It gives a higher level of information – providing a general overview of the threat landscape. It also provides information about the impact of attack trends on business decisions and finances. This makes it more relevant for higher executives, to help them with defining new strategies for the security functions of the organization. It offers a risk-based approach, by focusing on the effect and possibilities of risk.
2. Operational TI
It is another higher level of intelligence source, which focuses on knowledge about a specific threat to the company. It provides detailed insights to network defenders, fraud detection manager, IT team managers, and similar higher roles in the security operations. Operation TI is provided from information gathered in hacker forums, chat rooms, discussions, etc. which as a result describes how an attacker operates, and how a specific cybercrime is carried out.
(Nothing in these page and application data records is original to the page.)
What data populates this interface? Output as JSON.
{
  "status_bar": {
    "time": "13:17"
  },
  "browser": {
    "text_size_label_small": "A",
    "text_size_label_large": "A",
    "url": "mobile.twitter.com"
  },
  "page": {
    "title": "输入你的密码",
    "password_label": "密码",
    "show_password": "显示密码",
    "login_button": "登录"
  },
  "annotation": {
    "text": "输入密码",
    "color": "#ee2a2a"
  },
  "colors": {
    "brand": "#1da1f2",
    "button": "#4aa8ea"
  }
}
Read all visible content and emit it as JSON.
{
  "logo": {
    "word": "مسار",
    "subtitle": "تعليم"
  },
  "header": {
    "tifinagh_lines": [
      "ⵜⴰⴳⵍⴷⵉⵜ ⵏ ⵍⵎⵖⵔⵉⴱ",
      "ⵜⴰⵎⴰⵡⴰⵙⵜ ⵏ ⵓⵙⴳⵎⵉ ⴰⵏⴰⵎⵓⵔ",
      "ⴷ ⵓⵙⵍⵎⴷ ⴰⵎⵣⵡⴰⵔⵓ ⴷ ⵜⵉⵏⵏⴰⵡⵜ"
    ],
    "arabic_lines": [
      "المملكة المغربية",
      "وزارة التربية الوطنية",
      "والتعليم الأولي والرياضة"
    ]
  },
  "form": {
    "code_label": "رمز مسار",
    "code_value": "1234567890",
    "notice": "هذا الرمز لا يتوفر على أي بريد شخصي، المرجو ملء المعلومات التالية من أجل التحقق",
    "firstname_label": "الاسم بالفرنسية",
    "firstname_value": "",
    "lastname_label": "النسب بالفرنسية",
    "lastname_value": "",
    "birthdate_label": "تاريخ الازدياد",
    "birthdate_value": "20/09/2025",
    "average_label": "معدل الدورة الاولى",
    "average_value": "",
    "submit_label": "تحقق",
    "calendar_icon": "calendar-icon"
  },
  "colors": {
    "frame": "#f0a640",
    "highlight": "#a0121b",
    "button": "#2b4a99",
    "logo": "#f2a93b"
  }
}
3. Tactical TI
This is a lower level, more detailed information. More specifically it gives insight into the technical capabilities of an adversary – its TTPs. Being more detailed, it is intended for a more technical team – IT managers, SOC managers, NOC managers, and similar roles. It is essential, to help them create or update their defense strategy. Just like the result is detailed and technical, the sources where it is gathered are too. It is gathered from malware and incident reports, or different attack group reports, and human intelligence.
4. Technical TI
It is a slightly more detailed intelligence resource than Tactical TI. It gives specific indicators on an attack and helps security professionals analyze those attacks to write new rules in the current security products, like firewalls or endpoint security systems. Technical TI includes reported IP addresses, phishing information, malware samples, malicious URLs, hashes, etc. However, this is short-term information, because threat actors tend to constantly change their tactics.
SOCRadar – Cyber threat intelligence capabilities
SOCRadar collects information from a range of sources and generates intelligence at different levels. It provides reports intended for higher-level security admins, about data leaks, phishing information, and similar significant information. It collects vulnerability information and presents it in an intuitive dashboard.
SOCRadar updates adversary TTP and provides companies with incident reports to be prepared for emerging threats. It also presents malicious file hashes, URLs, domain registrations, suspicious IPs, hacked websites, botnets, and similar indicators, which can also be integrated into other security technologies through a ready-to-use API.
Gartner is a registered trademark and service mark of Gartner, Inc. and/or its affiliates in the U.S. and internationally and is used herein with permission. All rights reserved.
Gartner does not endorse any vendor, product or service depicted in its research publications and does not advise technology users to select only those vendors with the highest ratings or other designation. Gartner research publications consist of the opinions of Gartner’s Research & Advisory organization and should not be construed as statements of fact. Gartner disclaims all warranties, expressed or implied, with respect to this research, including any warranties of merchantability or fitness for a particular purpose.